The opposition to free Twitter seems to gravitate toward several common narratives:
It’s unacceptable that a tech billionaire would have the power to control what people can and can’t say.
Answer: What do you think we have now? Google, Facebook, and Snap are controlled by tech billionaires through uneven voting structures. TikTok is subject to Chinese government controls. The Washington Post is owned by a tech billionaire. The NY Times is controlled by a billionaire family oligarchy.
We need tech billionaires that do believe in the absolute necessity of free speech. Elon is apparently the only one willing to stand up for that despite the discomfort of attacks from the belligerent anti-free-speech brigade.
Users don’t want hate speech, bullying, etc.
Answer: Neither do defenders of free speech, but the definition of “hate” speech is messy and subjective. There are, of course, obvious examples of hateful speech that we can all imagine, but hate is a powerful condemnation. Opponents of free speech know that the classification of “hate” can be a tool to censor things that should be open to discussion. That is the authoritarian control we must avoid if we want to search for truth.
One answer to the problem of hate is to give users tools to eliminate common categories of hate speech and other undesirable speech from their feeds. No one should have to listen to what others say just because they are allowed to say it.
It’s about right-wing speech, not free speech.
Answer: The party of free speech is always the party that feels its right to speech most threatened. The right is the championing party of free speech today because they feel their beliefs are most at odds with current Big Tech speech policies.
But it’s not about right or left, it’s about truth. Either you want truth and therefore must want free speech, or you don’t. If you only care about partisanship, then there’s nothing else I can say that could move you past the idea that this is just about right vs left.
When new CEO Parag Agrawal took over last year, we owned some TWTR stock in one of our funds*, and I wrote about what he should do as the new CEO. The first and most prominent suggestion was to defend free speech on the platform:
“Twitter is where the most intelligent people have the most important conversations amidst the noise of trolls, partisans, and fools.
John Stuart Mill wrote, “The public is a few wise and many foolish individuals.” That seems particularly relevant today.
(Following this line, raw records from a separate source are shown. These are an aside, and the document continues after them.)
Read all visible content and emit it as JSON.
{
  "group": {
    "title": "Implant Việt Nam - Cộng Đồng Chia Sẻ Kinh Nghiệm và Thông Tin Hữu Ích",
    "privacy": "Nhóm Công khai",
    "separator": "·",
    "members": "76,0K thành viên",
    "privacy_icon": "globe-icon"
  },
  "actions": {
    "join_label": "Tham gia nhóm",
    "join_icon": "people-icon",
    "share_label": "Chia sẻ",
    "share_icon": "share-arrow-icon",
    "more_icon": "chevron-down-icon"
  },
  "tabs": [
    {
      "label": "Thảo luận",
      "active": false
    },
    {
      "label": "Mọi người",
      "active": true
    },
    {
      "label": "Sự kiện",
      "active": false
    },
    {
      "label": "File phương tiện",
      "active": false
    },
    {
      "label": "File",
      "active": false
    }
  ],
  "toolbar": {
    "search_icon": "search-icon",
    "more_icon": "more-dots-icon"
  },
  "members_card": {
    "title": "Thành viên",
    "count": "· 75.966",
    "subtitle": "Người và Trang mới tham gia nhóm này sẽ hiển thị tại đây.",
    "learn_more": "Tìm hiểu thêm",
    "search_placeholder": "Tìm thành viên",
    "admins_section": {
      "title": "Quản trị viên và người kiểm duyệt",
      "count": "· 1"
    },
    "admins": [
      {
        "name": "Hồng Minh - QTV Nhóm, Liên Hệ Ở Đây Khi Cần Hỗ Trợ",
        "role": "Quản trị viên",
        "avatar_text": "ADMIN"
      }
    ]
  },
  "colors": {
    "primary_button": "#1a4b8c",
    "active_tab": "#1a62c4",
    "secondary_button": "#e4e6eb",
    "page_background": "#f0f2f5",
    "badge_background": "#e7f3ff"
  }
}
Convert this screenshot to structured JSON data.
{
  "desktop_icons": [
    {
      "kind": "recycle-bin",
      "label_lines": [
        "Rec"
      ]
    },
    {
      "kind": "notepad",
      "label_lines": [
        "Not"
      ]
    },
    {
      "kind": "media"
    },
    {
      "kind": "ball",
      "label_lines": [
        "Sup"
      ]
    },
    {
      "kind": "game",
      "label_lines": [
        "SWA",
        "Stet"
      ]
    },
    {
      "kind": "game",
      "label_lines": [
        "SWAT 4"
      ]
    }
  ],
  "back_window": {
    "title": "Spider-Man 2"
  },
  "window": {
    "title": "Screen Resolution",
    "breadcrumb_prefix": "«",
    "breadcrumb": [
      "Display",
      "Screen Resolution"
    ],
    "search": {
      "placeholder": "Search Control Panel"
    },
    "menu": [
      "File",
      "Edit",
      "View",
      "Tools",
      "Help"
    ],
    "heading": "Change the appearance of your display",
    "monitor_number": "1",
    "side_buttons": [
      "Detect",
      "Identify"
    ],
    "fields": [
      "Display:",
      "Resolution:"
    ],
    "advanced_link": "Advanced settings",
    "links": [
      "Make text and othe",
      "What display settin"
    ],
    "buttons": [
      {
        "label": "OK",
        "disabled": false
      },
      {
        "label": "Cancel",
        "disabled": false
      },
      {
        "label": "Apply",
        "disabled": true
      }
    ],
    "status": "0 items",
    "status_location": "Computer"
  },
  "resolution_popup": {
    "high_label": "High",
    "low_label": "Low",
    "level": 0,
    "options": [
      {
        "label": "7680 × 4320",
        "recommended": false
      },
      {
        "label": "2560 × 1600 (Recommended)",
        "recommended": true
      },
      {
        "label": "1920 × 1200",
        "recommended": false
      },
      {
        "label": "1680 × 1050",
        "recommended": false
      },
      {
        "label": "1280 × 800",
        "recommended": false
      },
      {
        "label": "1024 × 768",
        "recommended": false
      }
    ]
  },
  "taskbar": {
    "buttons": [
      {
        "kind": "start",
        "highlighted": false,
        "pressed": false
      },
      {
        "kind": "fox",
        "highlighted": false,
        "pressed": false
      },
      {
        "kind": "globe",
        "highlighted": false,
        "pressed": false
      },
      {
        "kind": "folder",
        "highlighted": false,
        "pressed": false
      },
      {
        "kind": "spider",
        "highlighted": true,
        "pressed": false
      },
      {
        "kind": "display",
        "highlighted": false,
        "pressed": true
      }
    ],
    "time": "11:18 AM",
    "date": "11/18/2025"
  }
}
So much attention is paid to the fools, but little is given to the intelligent truth seeking that happens on Twitter. It is that intelligence that makes Twitter special and allows the company to create unique value for the world.
The thought may make some shudder, but Twitter is in many ways the last bastion of truth discovery. Traditional media certainly isn’t. Important conversations in pursuit of truth happen on Twitter more than any other social network in the world, more than any other place in the world.”
The public is a few wise and many foolish individuals, and the few wise people are those who search for truth, not partisan comfort. Human progress depends on truth seekers, not fools. The thing about fools is that they don’t want truth. Fools want the comfort of believing what they want to believe. Unfortunately, our speech platforms find it more necessary to try to defend certain fools from other certain fools rather than allow truth seekers to explore ideas, even uncomfortable ones.
This Substack was started on the principle that only contrarian ideas yield extraordinary results. The most contrarian thing Twitter could do in a world of Big Tech censorship is to the opposite. It’s uncomfortable. It’s scary. Enemies are circling at the very idea Elon might buy Twitter and open it up to free speech.
The simple fact is this: A freer Twitter is a better Twitter and a better business. Why? All social media businesses are about attention. The way to get attention is to allow conversations that aren’t happening anywhere else. Twitter can do that, and Elon knows it.
If you own shares of TWTR, I hope you agree and vote accordingly.
* We have since sold the stock in our fund, but I personally own stock in Twitter.